* **Goal of the exercise**: From the first line to the last, reproduce the records below exactly, omitting any picture.

START Exercise materials

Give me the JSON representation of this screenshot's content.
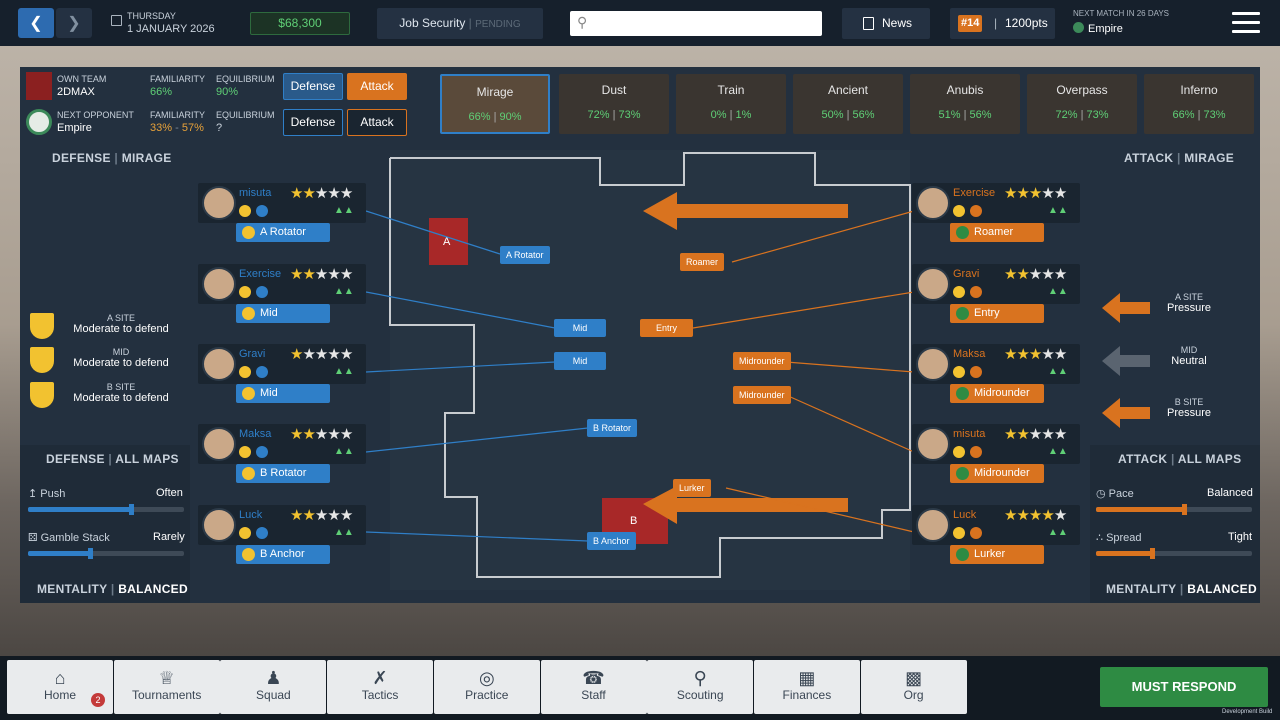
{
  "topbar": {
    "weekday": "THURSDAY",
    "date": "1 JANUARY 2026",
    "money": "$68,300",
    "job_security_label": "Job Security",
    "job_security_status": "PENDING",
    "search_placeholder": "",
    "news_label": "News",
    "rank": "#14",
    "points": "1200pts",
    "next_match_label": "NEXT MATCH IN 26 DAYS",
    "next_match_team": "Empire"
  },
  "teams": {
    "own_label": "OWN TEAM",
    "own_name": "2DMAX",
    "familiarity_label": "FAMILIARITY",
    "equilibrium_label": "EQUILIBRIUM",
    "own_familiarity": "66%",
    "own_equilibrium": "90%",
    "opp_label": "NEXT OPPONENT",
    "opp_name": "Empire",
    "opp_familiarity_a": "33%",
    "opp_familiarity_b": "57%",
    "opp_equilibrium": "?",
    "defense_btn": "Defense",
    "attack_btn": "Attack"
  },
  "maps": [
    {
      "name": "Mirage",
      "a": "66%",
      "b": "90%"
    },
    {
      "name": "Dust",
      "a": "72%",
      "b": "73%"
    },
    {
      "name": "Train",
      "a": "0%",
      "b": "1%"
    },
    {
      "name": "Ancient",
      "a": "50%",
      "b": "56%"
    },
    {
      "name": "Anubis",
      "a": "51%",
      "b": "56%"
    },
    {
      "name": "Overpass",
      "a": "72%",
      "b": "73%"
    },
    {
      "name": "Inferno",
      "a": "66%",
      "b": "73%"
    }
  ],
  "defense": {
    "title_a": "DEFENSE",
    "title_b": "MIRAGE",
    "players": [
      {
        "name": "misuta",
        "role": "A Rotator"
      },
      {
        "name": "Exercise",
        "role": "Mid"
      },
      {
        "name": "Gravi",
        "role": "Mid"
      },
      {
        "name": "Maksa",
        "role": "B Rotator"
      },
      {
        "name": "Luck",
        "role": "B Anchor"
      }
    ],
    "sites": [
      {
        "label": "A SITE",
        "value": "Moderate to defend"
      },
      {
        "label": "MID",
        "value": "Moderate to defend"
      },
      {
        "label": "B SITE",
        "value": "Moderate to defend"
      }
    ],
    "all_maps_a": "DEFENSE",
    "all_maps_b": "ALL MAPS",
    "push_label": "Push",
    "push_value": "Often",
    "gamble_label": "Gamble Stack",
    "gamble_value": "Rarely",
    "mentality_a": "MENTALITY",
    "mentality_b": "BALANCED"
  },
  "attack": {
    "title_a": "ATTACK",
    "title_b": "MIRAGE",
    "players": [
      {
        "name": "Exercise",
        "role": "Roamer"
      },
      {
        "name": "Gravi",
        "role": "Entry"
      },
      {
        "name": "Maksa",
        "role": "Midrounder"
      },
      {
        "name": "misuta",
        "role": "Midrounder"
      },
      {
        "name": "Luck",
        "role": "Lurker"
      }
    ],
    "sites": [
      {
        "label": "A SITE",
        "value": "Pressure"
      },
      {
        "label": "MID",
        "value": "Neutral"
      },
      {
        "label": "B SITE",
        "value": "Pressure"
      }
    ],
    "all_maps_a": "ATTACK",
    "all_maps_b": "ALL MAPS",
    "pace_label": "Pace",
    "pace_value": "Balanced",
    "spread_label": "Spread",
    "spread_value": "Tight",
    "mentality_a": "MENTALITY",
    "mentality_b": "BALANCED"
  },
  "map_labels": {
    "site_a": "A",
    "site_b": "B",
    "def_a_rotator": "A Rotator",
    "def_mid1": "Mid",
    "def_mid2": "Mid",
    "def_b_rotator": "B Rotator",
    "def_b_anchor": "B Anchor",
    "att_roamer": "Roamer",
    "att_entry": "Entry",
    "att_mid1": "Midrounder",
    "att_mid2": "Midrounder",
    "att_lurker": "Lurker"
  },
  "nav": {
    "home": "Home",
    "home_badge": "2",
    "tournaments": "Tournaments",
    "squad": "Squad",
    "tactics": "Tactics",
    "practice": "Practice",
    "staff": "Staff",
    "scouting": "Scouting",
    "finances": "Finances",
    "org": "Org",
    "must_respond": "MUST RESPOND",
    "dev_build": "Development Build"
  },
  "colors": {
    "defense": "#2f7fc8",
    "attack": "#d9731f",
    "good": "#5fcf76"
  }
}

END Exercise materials

* **Your response**:
Give me the JSON representation of this screenshot's content.
{
  "topbar": {
    "weekday": "THURSDAY",
    "date": "1 JANUARY 2026",
    "money": "$68,300",
    "job_security_label": "Job Security",
    "job_security_status": "PENDING",
    "search_placeholder": "",
    "news_label": "News",
    "rank": "#14",
    "points": "1200pts",
    "next_match_label": "NEXT MATCH IN 26 DAYS",
    "next_match_team": "Empire"
  },
  "teams": {
    "own_label": "OWN TEAM",
    "own_name": "2DMAX",
    "familiarity_label": "FAMILIARITY",
    "equilibrium_label": "EQUILIBRIUM",
    "own_familiarity": "66%",
    "own_equilibrium": "90%",
    "opp_label": "NEXT OPPONENT",
    "opp_name": "Empire",
    "opp_familiarity_a": "33%",
    "opp_familiarity_b": "57%",
    "opp_equilibrium": "?",
    "defense_btn": "Defense",
    "attack_btn": "Attack"
  },
  "maps": [
    {
      "name": "Mirage",
      "a": "66%",
      "b": "90%"
    },
    {
      "name": "Dust",
      "a": "72%",
      "b": "73%"
    },
    {
      "name": "Train",
      "a": "0%",
      "b": "1%"
    },
    {
      "name": "Ancient",
      "a": "50%",
      "b": "56%"
    },
    {
      "name": "Anubis",
      "a": "51%",
      "b": "56%"
    },
    {
      "name": "Overpass",
      "a": "72%",
      "b": "73%"
    },
    {
      "name": "Inferno",
      "a": "66%",
      "b": "73%"
    }
  ],
  "defense": {
    "title_a": "DEFENSE",
    "title_b": "MIRAGE",
    "players": [
      {
        "name": "misuta",
        "role": "A Rotator"
      },
      {
        "name": "Exercise",
        "role": "Mid"
      },
      {
        "name": "Gravi",
        "role": "Mid"
      },
      {
        "name": "Maksa",
        "role": "B Rotator"
      },
      {
        "name": "Luck",
        "role": "B Anchor"
      }
    ],
    "sites": [
      {
        "label": "A SITE",
        "value": "Moderate to defend"
      },
      {
        "label": "MID",
        "value": "Moderate to defend"
      },
      {
        "label": "B SITE",
        "value": "Moderate to defend"
      }
    ],
    "all_maps_a": "DEFENSE",
    "all_maps_b": "ALL MAPS",
    "push_label": "Push",
    "push_value": "Often",
    "gamble_label": "Gamble Stack",
    "gamble_value": "Rarely",
    "mentality_a": "MENTALITY",
    "mentality_b": "BALANCED"
  },
  "attack": {
    "title_a": "ATTACK",
    "title_b": "MIRAGE",
    "players": [
      {
        "name": "Exercise",
        "role": "Roamer"
      },
      {
        "name": "Gravi",
        "role": "Entry"
      },
      {
        "name": "Maksa",
        "role": "Midrounder"
      },
      {
        "name": "misuta",
        "role": "Midrounder"
      },
      {
        "name": "Luck",
        "role": "Lurker"
      }
    ],
    "sites": [
      {
        "label": "A SITE",
        "value": "Pressure"
      },
      {
        "label": "MID",
        "value": "Neutral"
      },
      {
        "label": "B SITE",
        "value": "Pressure"
      }
    ],
    "all_maps_a": "ATTACK",
    "all_maps_b": "ALL MAPS",
    "pace_label": "Pace",
    "pace_value": "Balanced",
    "spread_label": "Spread",
    "spread_value": "Tight",
    "mentality_a": "MENTALITY",
    "mentality_b": "BALANCED"
  },
  "map_labels": {
    "site_a": "A",
    "site_b": "B",
    "def_a_rotator": "A Rotator",
    "def_mid1": "Mid",
    "def_mid2": "Mid",
    "def_b_rotator": "B Rotator",
    "def_b_anchor": "B Anchor",
    "att_roamer": "Roamer",
    "att_entry": "Entry",
    "att_mid1": "Midrounder",
    "att_mid2": "Midrounder",
    "att_lurker": "Lurker"
  },
  "nav": {
    "home": "Home",
    "home_badge": "2",
    "tournaments": "Tournaments",
    "squad": "Squad",
    "tactics": "Tactics",
    "practice": "Practice",
    "staff": "Staff",
    "scouting": "Scouting",
    "finances": "Finances",
    "org": "Org",
    "must_respond": "MUST RESPOND",
    "dev_build": "Development Build"
  },
  "colors": {
    "defense": "#2f7fc8",
    "attack": "#d9731f",
    "good": "#5fcf76"
  }
}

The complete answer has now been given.